Start of Block

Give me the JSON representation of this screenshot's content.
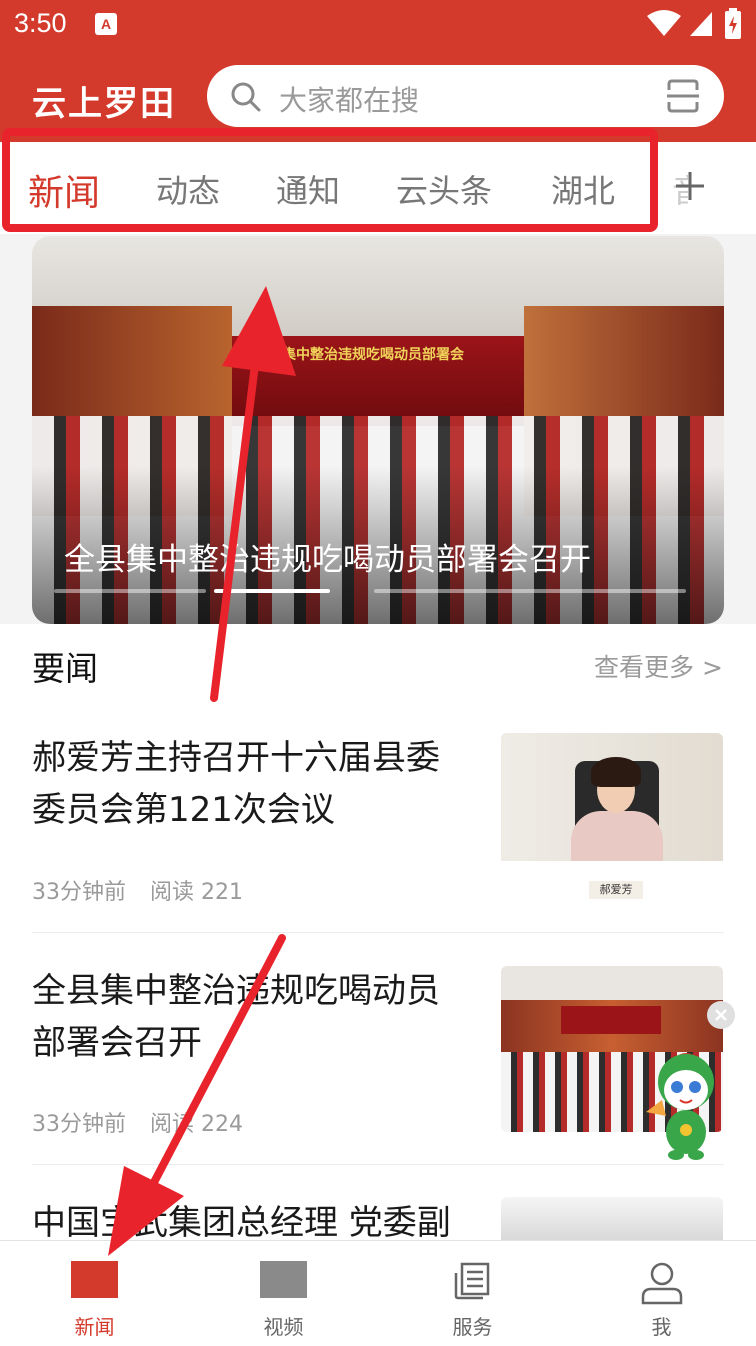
{
  "status_bar": {
    "time": "3:50",
    "notif_letter": "A"
  },
  "header": {
    "brand": "云上罗田",
    "search_placeholder": "大家都在搜"
  },
  "tabs": [
    {
      "label": "新闻",
      "active": true
    },
    {
      "label": "动态",
      "active": false
    },
    {
      "label": "通知",
      "active": false
    },
    {
      "label": "云头条",
      "active": false
    },
    {
      "label": "湖北",
      "active": false
    }
  ],
  "tab_partial": "音",
  "banner": {
    "caption": "全县集中整治违规吃喝动员部署会召开",
    "stage_text": "集中整治违规吃喝动员部署会",
    "active_index": 1,
    "count": 4
  },
  "section": {
    "title": "要闻",
    "see_more": "查看更多 >"
  },
  "news": [
    {
      "title": "郝爱芳主持召开十六届县委委员会第121次会议",
      "time": "33分钟前",
      "reads": "阅读 221",
      "nameplate": "郝爱芳"
    },
    {
      "title": "全县集中整治违规吃喝动员部署会召开",
      "time": "33分钟前",
      "reads": "阅读 224"
    },
    {
      "title": "中国宝武集团总经理 党委副"
    }
  ],
  "bottom_nav": [
    {
      "label": "新闻",
      "icon": "news-icon",
      "active": true
    },
    {
      "label": "视频",
      "icon": "video-icon",
      "active": false
    },
    {
      "label": "服务",
      "icon": "service-icon",
      "active": false
    },
    {
      "label": "我",
      "icon": "profile-icon",
      "active": false
    }
  ],
  "colors": {
    "brand_red": "#d43a2c",
    "annotation_red": "#e8232b"
  }
}
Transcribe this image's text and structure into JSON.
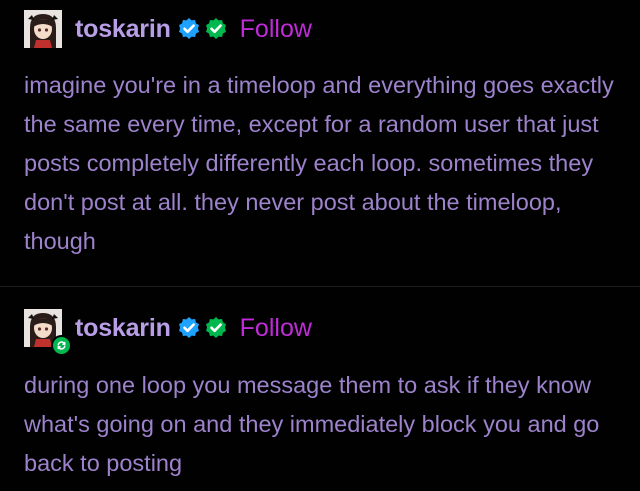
{
  "posts": [
    {
      "username": "toskarin",
      "follow_label": "Follow",
      "body": "imagine you're in a timeloop and everything goes exactly the same every time, except for a random user that just posts completely differently each loop. sometimes they don't post at all. they never post about the timeloop, though",
      "reblogged": false
    },
    {
      "username": "toskarin",
      "follow_label": "Follow",
      "body": "during one loop you message them to ask if they know what's going on and they immediately block you and go back to posting",
      "reblogged": true
    }
  ],
  "colors": {
    "background": "#010101",
    "username": "#b89ee6",
    "follow": "#c02bd8",
    "body_text": "#9d82cc",
    "verified_blue": "#1fa1ff",
    "verified_green": "#00b84d"
  },
  "icons": {
    "verified": "blue-checkmark-badge-icon",
    "verified_secondary": "green-checkmark-badge-icon",
    "reblog": "reblog-icon"
  }
}
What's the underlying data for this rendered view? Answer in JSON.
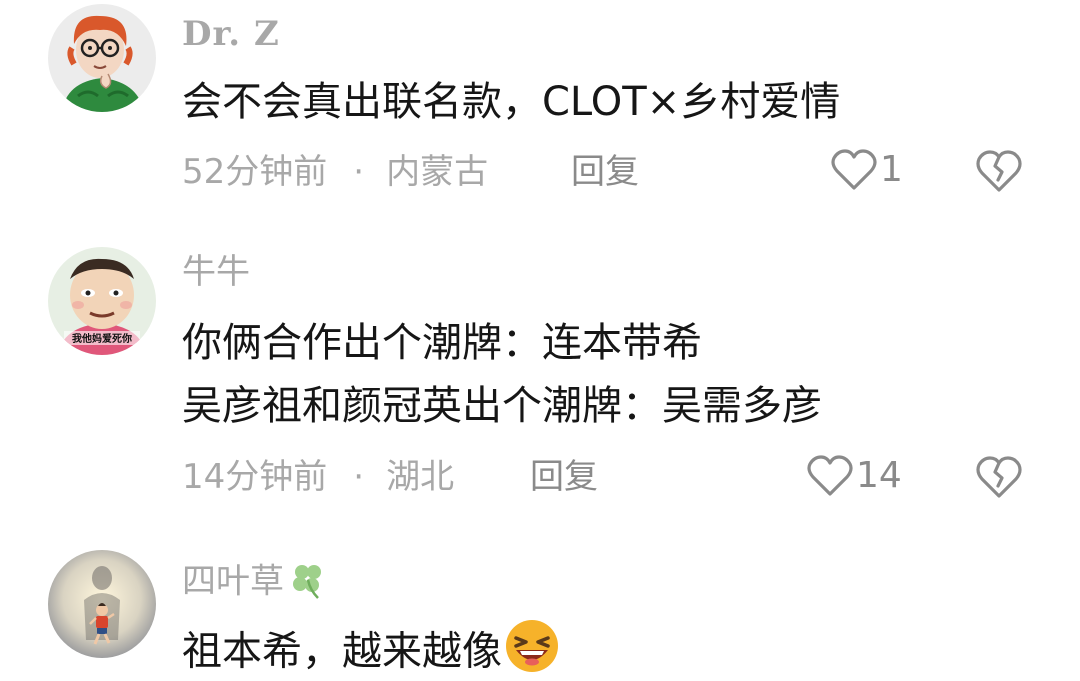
{
  "comments": [
    {
      "username": "Dr. Z",
      "lines": [
        "会不会真出联名款，CLOT×乡村爱情"
      ],
      "time": "52分钟前",
      "separator": "·",
      "location": "内蒙古",
      "reply_label": "回复",
      "likes": "1",
      "avatar_icon": "cartoon-man-glasses-avatar",
      "username_emoji": ""
    },
    {
      "username": "牛牛",
      "lines": [
        "你俩合作出个潮牌：连本带希",
        "吴彦祖和颜冠英出个潮牌：吴需多彦"
      ],
      "time": "14分钟前",
      "separator": "·",
      "location": "湖北",
      "reply_label": "回复",
      "likes": "14",
      "avatar_icon": "meme-face-avatar",
      "avatar_caption": "我他妈爱死你"
    },
    {
      "username": "四叶草",
      "username_emoji": "four-leaf-clover-icon",
      "lines": [
        "祖本希，越来越像"
      ],
      "line_emoji": "laughing-emoji-icon",
      "avatar_icon": "running-child-avatar"
    }
  ],
  "colors": {
    "text_primary": "#161616",
    "text_secondary": "#a8a8a8",
    "icon_gray": "#8a8a8a"
  }
}
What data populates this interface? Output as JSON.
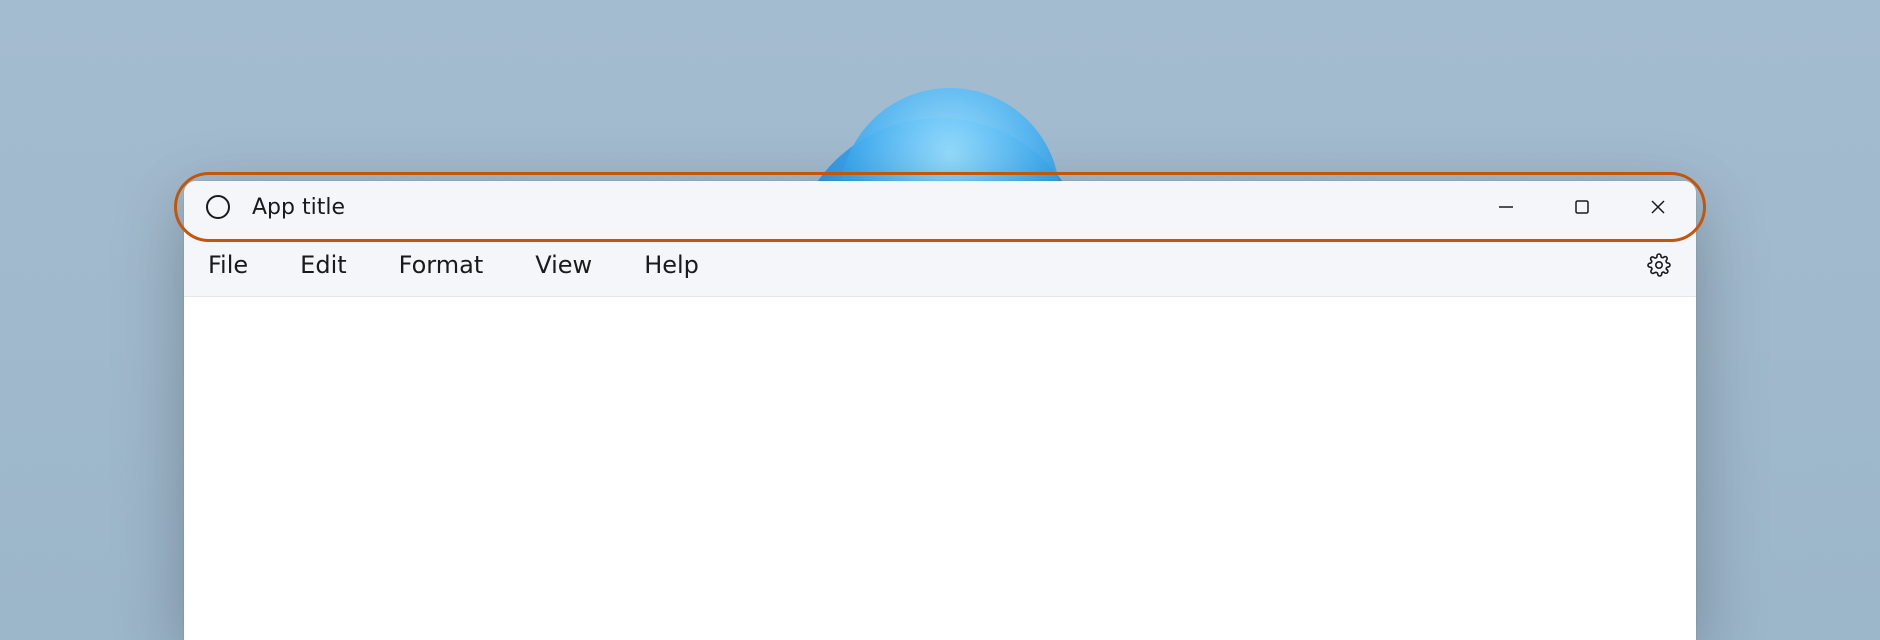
{
  "titlebar": {
    "app_icon": "circle-icon",
    "title": "App title",
    "minimize_icon": "minimize-icon",
    "maximize_icon": "maximize-icon",
    "close_icon": "close-icon"
  },
  "menubar": {
    "items": [
      "File",
      "Edit",
      "Format",
      "View",
      "Help"
    ],
    "settings_icon": "gear-icon"
  },
  "colors": {
    "highlight": "#c2570c",
    "titlebar_bg": "#f4f6f9",
    "desktop_bg": "#9cb6ca"
  }
}
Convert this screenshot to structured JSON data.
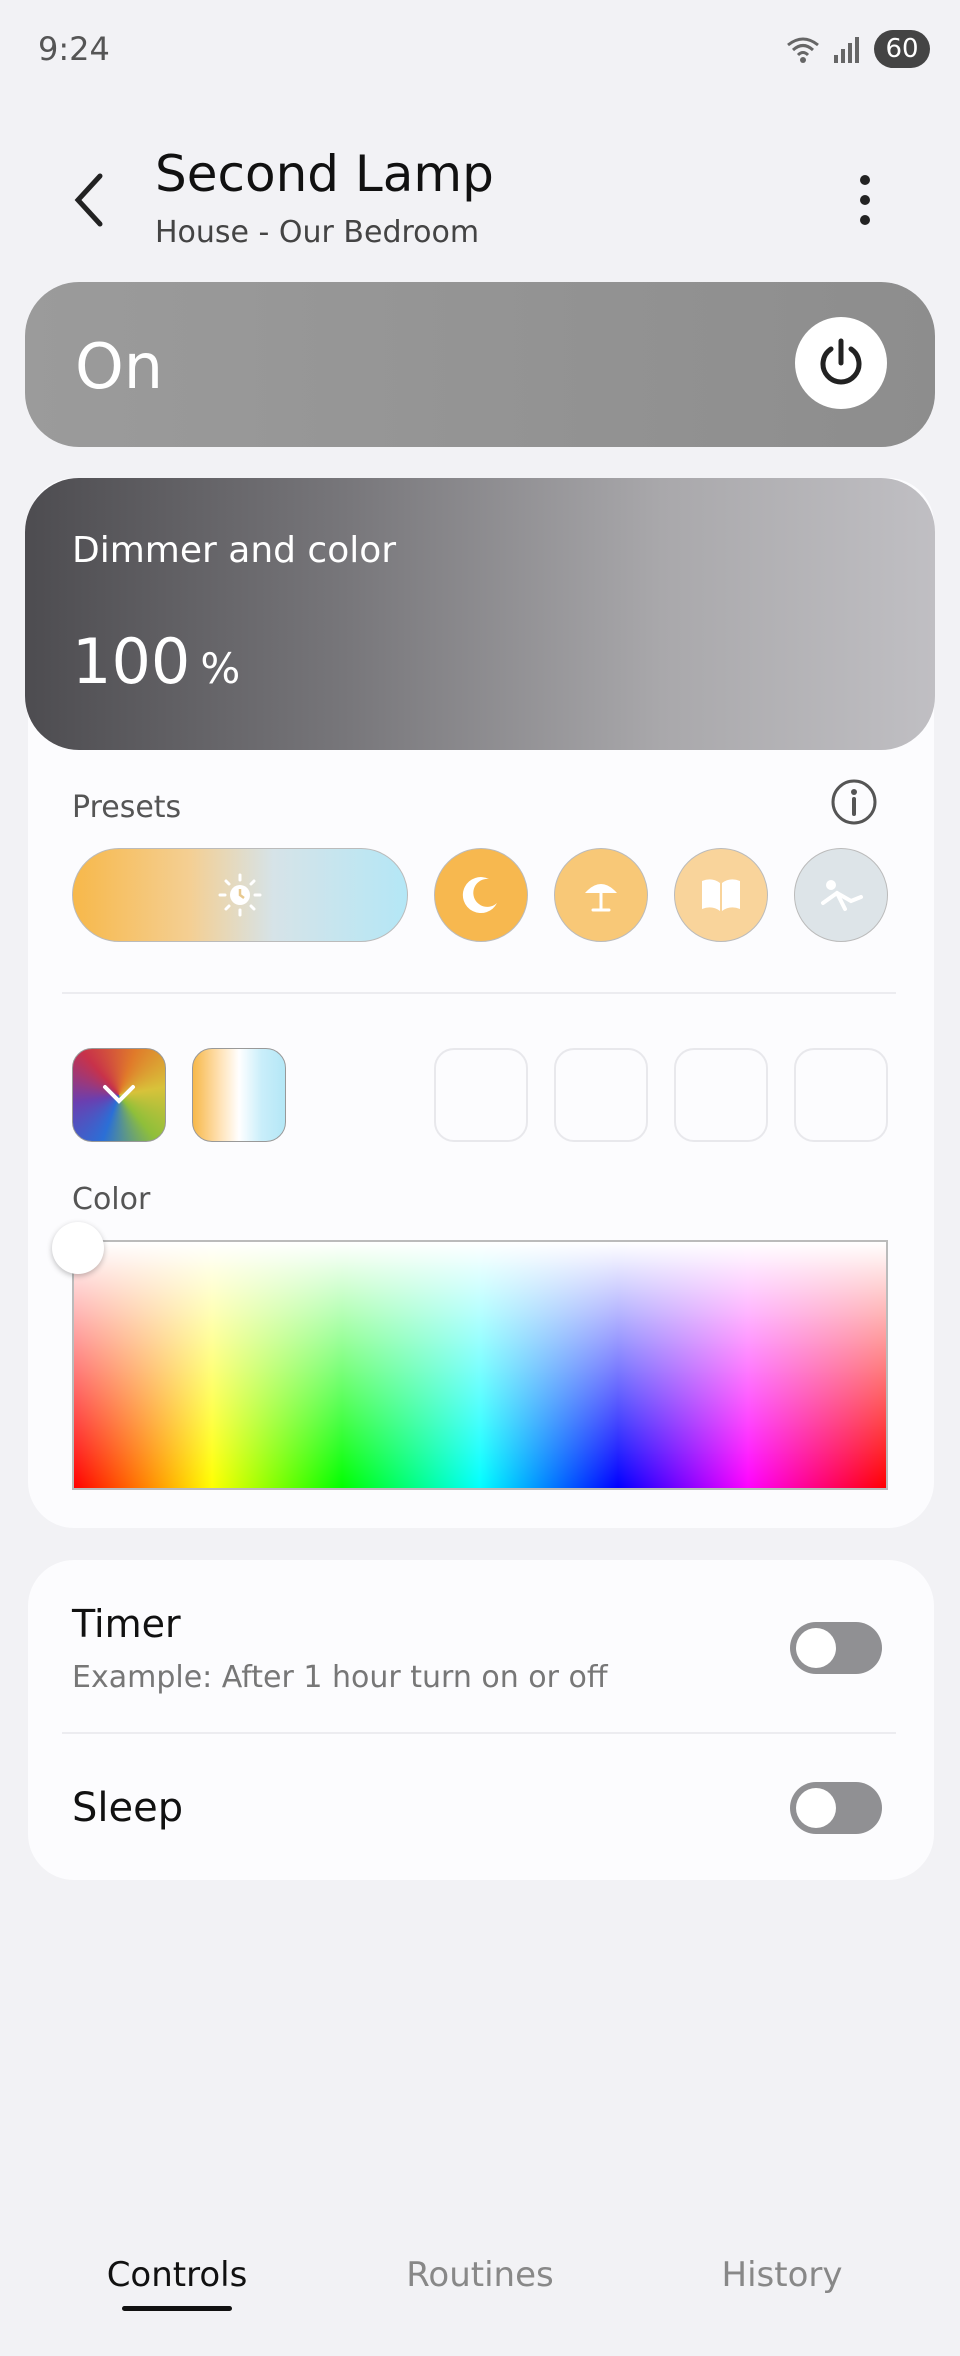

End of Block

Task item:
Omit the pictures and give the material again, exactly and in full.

Task result:
Give me the JSON representation of this screenshot's content.
{
  "status_bar": {
    "time": "3:50",
    "notif_letter": "A"
  },
  "header": {
    "brand": "云上罗田",
    "search_placeholder": "大家都在搜"
  },
  "tabs": [
    {
      "label": "新闻",
      "active": true
    },
    {
      "label": "动态",
      "active": false
    },
    {
      "label": "通知",
      "active": false
    },
    {
      "label": "云头条",
      "active": false
    },
    {
      "label": "湖北",
      "active": false
    }
  ],
  "tab_partial": "音",
  "banner": {
    "caption": "全县集中整治违规吃喝动员部署会召开",
    "stage_text": "集中整治违规吃喝动员部署会",
    "active_index": 1,
    "count": 4
  },
  "section": {
    "title": "要闻",
    "see_more": "查看更多 >"
  },
  "news": [
    {
      "title": "郝爱芳主持召开十六届县委委员会第121次会议",
      "time": "33分钟前",
      "reads": "阅读 221",
      "nameplate": "郝爱芳"
    },
    {
      "title": "全县集中整治违规吃喝动员部署会召开",
      "time": "33分钟前",
      "reads": "阅读 224"
    },
    {
      "title": "中国宝武集团总经理 党委副"
    }
  ],
  "bottom_nav": [
    {
      "label": "新闻",
      "icon": "news-icon",
      "active": true
    },
    {
      "label": "视频",
      "icon": "video-icon",
      "active": false
    },
    {
      "label": "服务",
      "icon": "service-icon",
      "active": false
    },
    {
      "label": "我",
      "icon": "profile-icon",
      "active": false
    }
  ],
  "colors": {
    "brand_red": "#d43a2c",
    "annotation_red": "#e8232b"
  }
}
Transcribe this image's text and structure into JSON.
{
  "posts": [
    {
      "username": "toskarin",
      "follow_label": "Follow",
      "body": "imagine you're in a timeloop and everything goes exactly the same every time, except for a random user that just posts completely differently each loop. sometimes they don't post at all. they never post about the timeloop, though",
      "reblogged": false
    },
    {
      "username": "toskarin",
      "follow_label": "Follow",
      "body": "during one loop you message them to ask if they know what's going on and they immediately block you and go back to posting",
      "reblogged": true
    }
  ],
  "colors": {
    "background": "#010101",
    "username": "#b89ee6",
    "follow": "#c02bd8",
    "body_text": "#9d82cc",
    "verified_blue": "#1fa1ff",
    "verified_green": "#00b84d"
  },
  "icons": {
    "verified": "blue-checkmark-badge-icon",
    "verified_secondary": "green-checkmark-badge-icon",
    "reblog": "reblog-icon"
  }
}
What's the underlying data for this rendered view? Answer in JSON.
{
  "comments": [
    {
      "username": "Dr. Z",
      "lines": [
        "会不会真出联名款，CLOT×乡村爱情"
      ],
      "time": "52分钟前",
      "separator": "·",
      "location": "内蒙古",
      "reply_label": "回复",
      "likes": "1",
      "avatar_icon": "cartoon-man-glasses-avatar",
      "username_emoji": ""
    },
    {
      "username": "牛牛",
      "lines": [
        "你俩合作出个潮牌：连本带希",
        "吴彦祖和颜冠英出个潮牌：吴需多彦"
      ],
      "time": "14分钟前",
      "separator": "·",
      "location": "湖北",
      "reply_label": "回复",
      "likes": "14",
      "avatar_icon": "meme-face-avatar",
      "avatar_caption": "我他妈爱死你"
    },
    {
      "username": "四叶草",
      "username_emoji": "four-leaf-clover-icon",
      "lines": [
        "祖本希，越来越像"
      ],
      "line_emoji": "laughing-emoji-icon",
      "avatar_icon": "running-child-avatar"
    }
  ],
  "colors": {
    "text_primary": "#161616",
    "text_secondary": "#a8a8a8",
    "icon_gray": "#8a8a8a"
  }
}
What data populates this interface? Output as JSON.
{
  "titlebar": {
    "app_icon": "circle-icon",
    "title": "App title",
    "minimize_icon": "minimize-icon",
    "maximize_icon": "maximize-icon",
    "close_icon": "close-icon"
  },
  "menubar": {
    "items": [
      "File",
      "Edit",
      "Format",
      "View",
      "Help"
    ],
    "settings_icon": "gear-icon"
  },
  "colors": {
    "highlight": "#c2570c",
    "titlebar_bg": "#f4f6f9",
    "desktop_bg": "#9cb6ca"
  }
}
Convert this screenshot to structured JSON data.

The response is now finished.